With flowers budding and animals being born, spring is a time of new beginnings. So, we wanted to embrace this and add a little something new ourselves – The Green Newspaper.
Understandably, there’s a lot of negative press about the environment, and the damage we, as humans, are doing to it. And this press is necessary to increase awareness and make change happen. But, there’s also a lot of great stuff people are doing to combat these issues, and to give back to the planet we live in. The Green Newspaper is here to celebrate all of this great stuff. So, without further ado, here is some of our favourite eco-news from the last few weeks…
Iceland launches a plastic-free trial aisle in Liverpool supermarket
Supermarket chain Iceland has announced plans to introduce a plastic-free ‘greengrocer’ aisle in one of its larger stores – The Food Warehouse in Liverpool. The trial will see 35 items sold loose and 27 sold in plastic-free packaging. This alternative packaging will be made up of eco-friendly materials such as plant-based film, recyclable paper labels and compostable punnets. Loose produce will also be sold at a lower price than packaged to encourage people to choose non-packaged fruit and veg. The trial is all part of Iceland’s efforts to eliminate plastic from their shelves by 2023, and we can’t wait to hear the results!
WasteAid to fund recycling centre project in Kenya
British charity, WasteAid, has been awarded government funding to set up a recycling centre in Kwa Muhia, Kenya. Most of the town’s residents work on local flower farms, producing cut flowers for supermarkets here in the UK. At the moment, the town has no formal waste management system in place and is, therefore, a pretty polluted and unhealthy place to live. Nearby Lake Naivasha, an important wetland site, is also suffering from this waste problem and is now under threat. This project will help prevent disease spreading through uncollected waste, and improve the health of the village residents, create new, green jobs for locals, and protect Lake Naivasha from further pollution. It’s a wonderful step in the right direction to tackling waste globally.
Hubbub to double Community Fridge Network
In 2017, environmental charity, Hubbub, set up a free Community Fridge Network to reduce food waste and help people connect to their communities. Fridges are placed in community hubs across the country, as somewhere for residents and businesses to donate surplus food, and for anyone else in the community to take. There are now more than 50 Community Fridges operating in the UK, and Hubbub expect to see this double by 2020. The concept has also been introduced in Spain and Germany and is a brilliant way of bringing people together and sharing food that would otherwise be wasted.
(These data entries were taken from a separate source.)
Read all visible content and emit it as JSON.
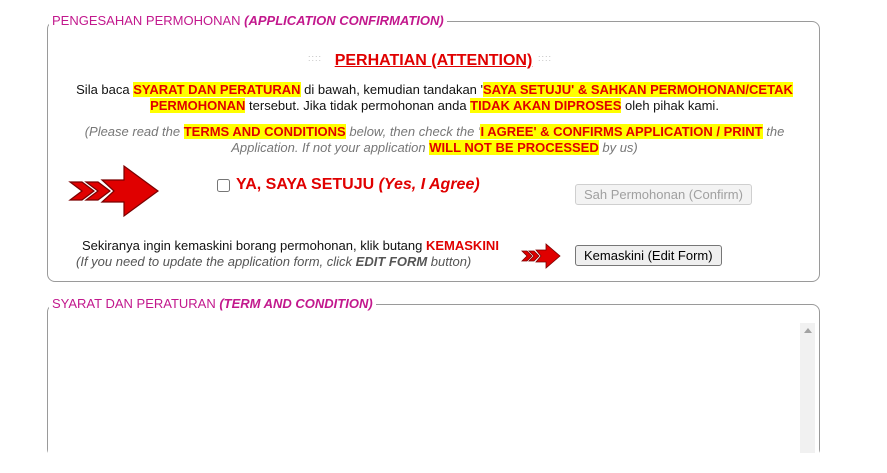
{
  "confirmation": {
    "legend_main": "PENGESAHAN PERMOHONAN ",
    "legend_sub": "(APPLICATION CONFIRMATION)",
    "dots": "::::",
    "attention_title": "PERHATIAN (ATTENTION)",
    "instruction_ms": {
      "t1": "Sila baca ",
      "h1": "SYARAT DAN PERATURAN",
      "t2": " di bawah, kemudian tandakan '",
      "h2a": "SAYA SETUJU' & SAHKAN PERMOHONAN/CETAK",
      "h2b": "PERMOHONAN",
      "t3": " tersebut. Jika tidak permohonan anda ",
      "h3": "TIDAK AKAN DIPROSES",
      "t4": " oleh pihak kami."
    },
    "instruction_en": {
      "t1": "(Please read the ",
      "h1": "TERMS AND CONDITIONS",
      "t2": " below, then check the '",
      "h2": "I AGREE' & CONFIRMS APPLICATION / PRINT",
      "t3": " the",
      "t4": "Application. If not your application ",
      "h3": "WILL NOT BE PROCESSED",
      "t5": " by  us)"
    },
    "agree_label": "YA, SAYA SETUJU ",
    "agree_label_en": "(Yes, I Agree)",
    "confirm_button": "Sah Permohonan (Confirm)",
    "update_ms": "Sekiranya ingin kemaskini borang permohonan, klik butang ",
    "update_ms_kw": "KEMASKINI",
    "update_en1": "(If you need to update the application form, click ",
    "update_en_kw": "EDIT FORM",
    "update_en2": " button)",
    "edit_button": "Kemaskini (Edit Form)"
  },
  "terms": {
    "legend_main": "SYARAT DAN PERATURAN ",
    "legend_sub": "(TERM AND CONDITION)"
  },
  "colors": {
    "legend": "#c2188d",
    "warning_red": "#e00000",
    "highlight": "#ffff00"
  }
}
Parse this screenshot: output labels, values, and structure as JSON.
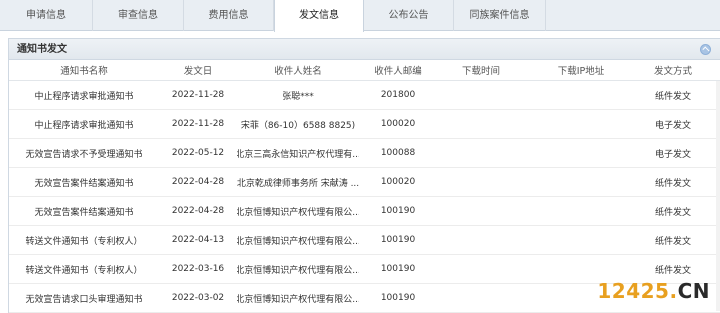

Stella McCartney uses Paris Fashion Week to help save the rainforests
Earlier this month, English fashion designer, Stella McCartney, took her latest collection to Paris Fashion Week – but her focus wasn’t just on the clothes. Instead, she used the occasion to launch #ThereSheGrows, an Instagram campaign to save the Sumatran rainforest. With Oprah Winfrey providing star backing in the front row, McCartney showcased clothing donated by the past and dedicated to the future. Items included a fluid maxidress made out of vintage t-shirts, dresses made from sustainable viscose, sourced from certified forests, and a graphic wrap coat made of upcycled fabric. Fashion has always been about making statements, and we’re definitely on board with this one!
Scotland paves the way to greener roads
Scottish company, MacRebur, which uses plastic waste to surface roads, has opened its first factory in Lockerbie, Dumfries and Galloway. The new factory will granulate plastic waste which would have otherwise gone to landfill, and mix the granules with an activator, ready to be sent to asphalt producers. Once ready, the asphalt will then be used to surface roads and fill in potholes. The mix is designed to be strong and durable, so it can cope better with changes in the weather and reduce the chance of cracks and potholes. Even better, the road can be recycled at the end of its lifespan, creating a circular economy – and we love one of those here at Printwaste!« Back